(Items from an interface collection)
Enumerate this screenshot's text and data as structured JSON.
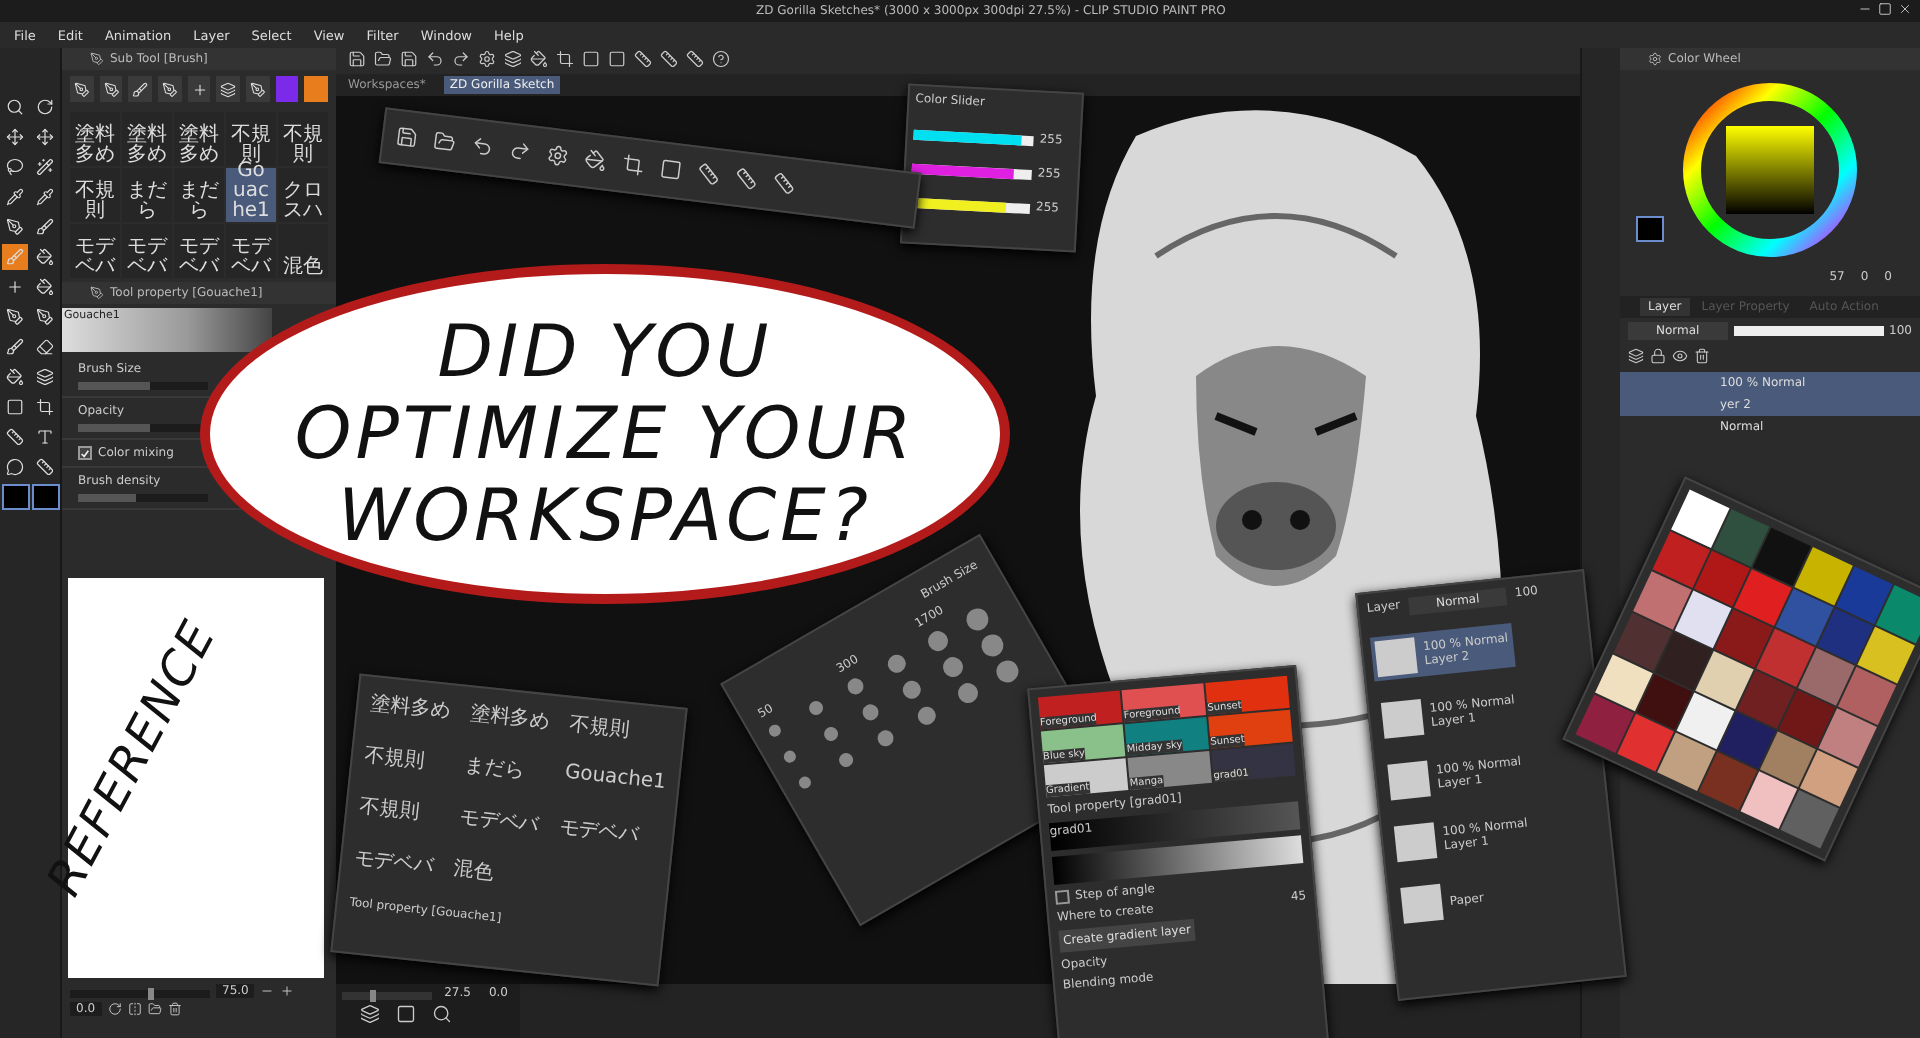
{
  "window": {
    "title": "ZD Gorilla Sketches* (3000 x 3000px 300dpi 27.5%)  - CLIP STUDIO PAINT PRO"
  },
  "menu": [
    "File",
    "Edit",
    "Animation",
    "Layer",
    "Select",
    "View",
    "Filter",
    "Window",
    "Help"
  ],
  "canvas_tabs": [
    {
      "label": "Workspaces*",
      "selected": false
    },
    {
      "label": "ZD Gorilla Sketch",
      "selected": true
    }
  ],
  "sub_tool": {
    "title": "Sub Tool [Brush]",
    "brushes": [
      {
        "label": "塗料多め",
        "selected": false
      },
      {
        "label": "塗料多め",
        "selected": false
      },
      {
        "label": "塗料多め",
        "selected": false
      },
      {
        "label": "不規則",
        "selected": false
      },
      {
        "label": "不規則",
        "selected": false
      },
      {
        "label": "不規則",
        "selected": false
      },
      {
        "label": "まだら",
        "selected": false
      },
      {
        "label": "まだら",
        "selected": false
      },
      {
        "label": "Gouache1",
        "selected": true
      },
      {
        "label": "クロスハ",
        "selected": false
      },
      {
        "label": "モデベバ",
        "selected": false
      },
      {
        "label": "モデベバ",
        "selected": false
      },
      {
        "label": "モデベバ",
        "selected": false
      },
      {
        "label": "モデベバ",
        "selected": false
      },
      {
        "label": "混色",
        "selected": false
      }
    ]
  },
  "tool_property": {
    "title": "Tool property [Gouache1]",
    "preview": "Gouache1",
    "rows": [
      {
        "kind": "slider",
        "label": "Brush Size",
        "level": 0.55
      },
      {
        "kind": "slider",
        "label": "Opacity",
        "level": 0.55
      },
      {
        "kind": "check",
        "label": "Color mixing",
        "checked": true
      },
      {
        "kind": "slider",
        "label": "Brush density",
        "level": 0.45
      }
    ]
  },
  "reference": {
    "text": "REFERENCE"
  },
  "navigator": {
    "zoom": "75.0",
    "angle": "0.0",
    "level": 0.55
  },
  "canvas_footer": {
    "zoom": "27.5",
    "angle": "0.0",
    "level": 0.3
  },
  "bubble": {
    "lines": [
      "DID YOU",
      "OPTIMIZE YOUR",
      "WORKSPACE?"
    ]
  },
  "color_slider": {
    "title": "Color Slider",
    "bars": [
      {
        "level": 0.9,
        "reading": "255"
      },
      {
        "level": 0.85,
        "reading": "255"
      },
      {
        "level": 0.8,
        "reading": "255"
      }
    ]
  },
  "brush_size": {
    "title": "Brush Size",
    "sizes": [
      "50",
      "300",
      "1700"
    ]
  },
  "gradient": {
    "sets": [
      "Foreground",
      "Foreground",
      "Sunset",
      "Blue sky",
      "Midday sky",
      "Sunset",
      "Gradient",
      "Manga",
      "grad01"
    ],
    "property_title": "Tool property [grad01]",
    "preview": "grad01",
    "step_label": "Step of angle",
    "step_checked": false,
    "where_label": "Where to create",
    "angle": "45",
    "create_button": "Create gradient layer",
    "opacity_label": "Opacity",
    "blend_label": "Blending mode"
  },
  "floating_sub_tool": {
    "labels": [
      "塗料多め",
      "塗料多め",
      "不規則",
      "不規則",
      "まだら",
      "Gouache1",
      "不規則",
      "モデベバ",
      "モデベバ",
      "モデベバ",
      "混色"
    ],
    "property_title": "Tool property [Gouache1]"
  },
  "floating_layers": {
    "title": "Layer",
    "blend": "Normal",
    "opacity": "100",
    "layers": [
      {
        "name": "Layer 2",
        "blend": "100 % Normal",
        "selected": true
      },
      {
        "name": "Layer 1",
        "blend": "100 % Normal",
        "selected": false
      },
      {
        "name": "Layer 1",
        "blend": "100 % Normal",
        "selected": false
      },
      {
        "name": "Layer 1",
        "blend": "100 % Normal",
        "selected": false
      },
      {
        "name": "Paper",
        "selected": false
      }
    ]
  },
  "color_wheel": {
    "title": "Color Wheel",
    "readouts": [
      "57",
      "0",
      "0"
    ]
  },
  "layer_panel": {
    "tabs": [
      {
        "label": "Layer",
        "selected": true
      },
      {
        "label": "Layer Property",
        "selected": false
      },
      {
        "label": "Auto Action",
        "selected": false
      }
    ],
    "blend": "Normal",
    "opacity": "100",
    "rows": [
      {
        "label": "100 % Normal",
        "selected": true
      },
      {
        "label": "yer 2",
        "selected": true
      },
      {
        "label": "Normal",
        "selected": false
      }
    ]
  }
}
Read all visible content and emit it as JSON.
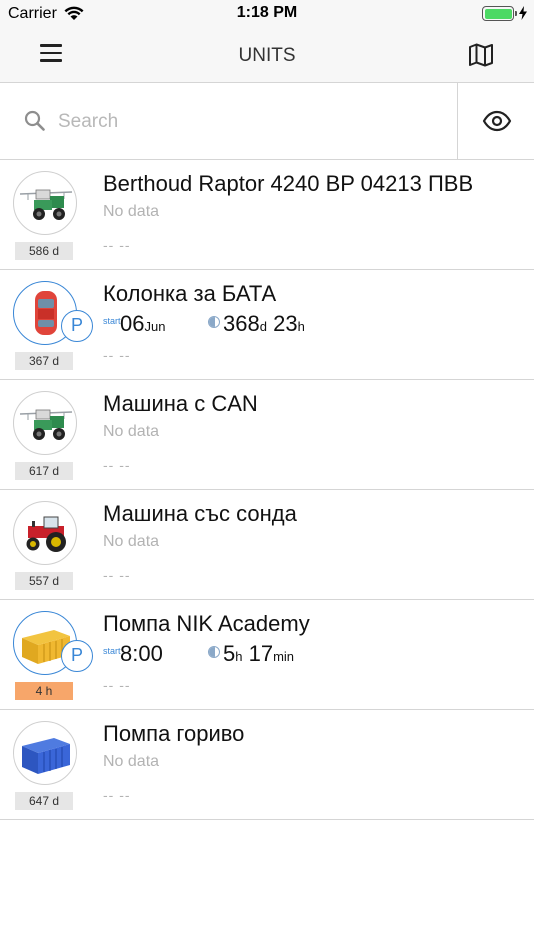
{
  "status_bar": {
    "carrier": "Carrier",
    "time": "1:18 PM",
    "battery_color": "#4cd964"
  },
  "nav": {
    "title": "UNITS",
    "menu_icon": "hamburger-icon",
    "map_icon": "map-icon"
  },
  "search": {
    "placeholder": "Search",
    "value": "",
    "visibility_icon": "eye-icon"
  },
  "colors": {
    "accent": "#3a87d6",
    "stale_badge": "#f7a66a",
    "muted_text": "#b3b3b3"
  },
  "units": [
    {
      "name": "Berthoud Raptor 4240 BP 04213 ПВВ",
      "status": "No data",
      "last": "-- --",
      "age": "586 d",
      "icon": "sprayer-icon"
    },
    {
      "name": "Колонка за БАТА",
      "start_label": "start",
      "start_value": "06",
      "start_unit": "Jun",
      "duration_1": "368",
      "duration_1_unit": "d",
      "duration_2": "23",
      "duration_2_unit": "h",
      "last": "-- --",
      "age": "367 d",
      "icon": "car-icon",
      "parking": "P"
    },
    {
      "name": "Машина с CAN",
      "status": "No data",
      "last": "-- --",
      "age": "617 d",
      "icon": "sprayer-icon"
    },
    {
      "name": "Машина със сонда",
      "status": "No data",
      "last": "-- --",
      "age": "557 d",
      "icon": "tractor-icon"
    },
    {
      "name": "Помпа NIK Academy",
      "start_label": "start",
      "start_value": "8:00",
      "start_unit": "",
      "duration_1": "5",
      "duration_1_unit": "h",
      "duration_2": "17",
      "duration_2_unit": "min",
      "last": "-- --",
      "age": "4 h",
      "icon": "container-yellow-icon",
      "parking": "P"
    },
    {
      "name": "Помпа гориво",
      "status": "No data",
      "last": "-- --",
      "age": "647 d",
      "icon": "container-blue-icon"
    }
  ]
}
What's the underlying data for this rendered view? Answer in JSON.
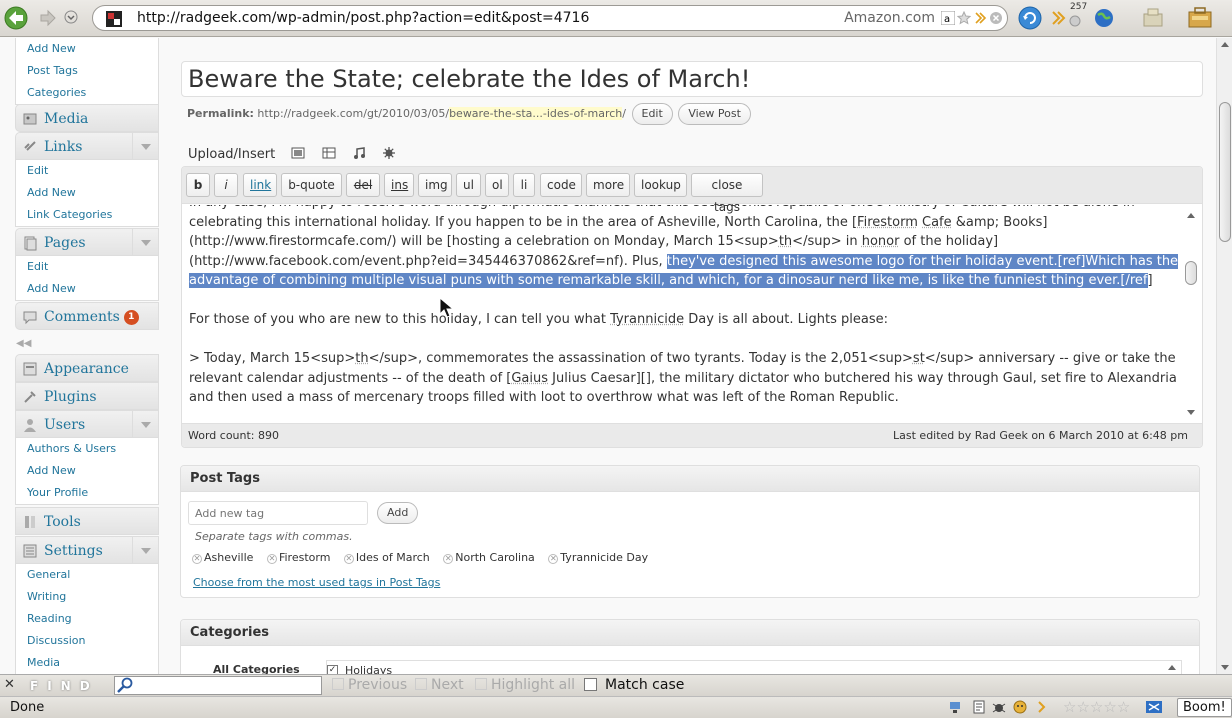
{
  "browser": {
    "url": "http://radgeek.com/wp-admin/post.php?action=edit&post=4716",
    "search_engine": "Amazon.com",
    "tab_count": "257"
  },
  "sidebar": {
    "posts_sub": [
      "Add New",
      "Post Tags",
      "Categories"
    ],
    "media": "Media",
    "links": "Links",
    "links_sub": [
      "Edit",
      "Add New",
      "Link Categories"
    ],
    "pages": "Pages",
    "pages_sub": [
      "Edit",
      "Add New"
    ],
    "comments": "Comments",
    "comments_count": "1",
    "appearance": "Appearance",
    "plugins": "Plugins",
    "users": "Users",
    "users_sub": [
      "Authors & Users",
      "Add New",
      "Your Profile"
    ],
    "tools": "Tools",
    "settings": "Settings",
    "settings_sub": [
      "General",
      "Writing",
      "Reading",
      "Discussion",
      "Media"
    ]
  },
  "post": {
    "title": "Beware the State; celebrate the Ides of March!",
    "permalink_label": "Permalink:",
    "permalink_base": "http://radgeek.com/gt/2010/03/05/",
    "permalink_slug": "beware-the-sta...-ides-of-march",
    "permalink_tail": "/",
    "edit_btn": "Edit",
    "view_btn": "View Post",
    "upload_label": "Upload/Insert"
  },
  "quicktags": [
    "b",
    "i",
    "link",
    "b-quote",
    "del",
    "ins",
    "img",
    "ul",
    "ol",
    "li",
    "code",
    "more",
    "lookup",
    "close tags"
  ],
  "editor": {
    "p1_a": "In any case, I'm happy to receive word through diplomatic channels that this secessionist republic of one's Ministry of Culture will not be alone in celebrating this international holiday. If you happen to be in the area of Asheville, North Carolina, the [",
    "p1_firestorm": "Firestorm",
    "p1_b": " ",
    "p1_cafe": "Cafe",
    "p1_c": " &amp; Books](http://www.firestormcafe.com/) will be [hosting a celebration on Monday, March 15<sup>",
    "p1_th": "th",
    "p1_d": "</sup> in ",
    "p1_honor": "honor",
    "p1_e": " of the holiday](http://www.facebook.com/event.php?eid=345446370862&ref=nf). Plus, ",
    "p1_selected": "they've designed this awesome logo for their holiday event.[ref]Which has the advantage of combining multiple visual puns with some remarkable skill, and which, for a dinosaur nerd like me, is like the funniest thing ever.[/ref",
    "p1_f": "]",
    "p2_a": "For those of you who are new to this holiday, I can tell you what ",
    "p2_tyr": "Tyrannicide",
    "p2_b": " Day is all about. Lights please:",
    "p3_a": " > Today, March 15<sup>",
    "p3_th": "th",
    "p3_b": "</sup>, commemorates the assassination of two tyrants. Today is the 2,051<sup>",
    "p3_st": "st",
    "p3_c": "</sup> anniversary -- give or take the relevant calendar adjustments -- of the death of [",
    "p3_gaius": "Gaius",
    "p3_d": " Julius Caesar][], the military dictator who butchered his way through Gaul, set fire to Alexandria and then used a mass of mercenary troops filled with loot to overthrow what was left of the Roman Republic.",
    "word_count": "Word count: 890",
    "last_edited": "Last edited by Rad Geek on 6 March 2010 at 6:48 pm"
  },
  "tags_box": {
    "title": "Post Tags",
    "placeholder": "Add new tag",
    "add_btn": "Add",
    "hint": "Separate tags with commas.",
    "tags": [
      "Asheville",
      "Firestorm",
      "Ides of March",
      "North Carolina",
      "Tyrannicide Day"
    ],
    "cloud_link": "Choose from the most used tags in Post Tags"
  },
  "categories_box": {
    "title": "Categories",
    "tab_all": "All Categories",
    "first_cat": "Holidays"
  },
  "find_bar": {
    "label": "FIND",
    "previous": "Previous",
    "next": "Next",
    "highlight": "Highlight all",
    "match_case": "Match case"
  },
  "status": {
    "text": "Done",
    "boom": "Boom!"
  },
  "colors": {
    "wp_link": "#21759b",
    "selection": "#5f86c6",
    "badge": "#d54e21"
  }
}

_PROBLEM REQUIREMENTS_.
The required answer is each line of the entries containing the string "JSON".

_WRITTEN ANSWER_.
Enumerate this screenshot's text and data as structured JSON.
Read all visible content and emit it as JSON.
What's the underlying data for this rendered view? Answer in JSON.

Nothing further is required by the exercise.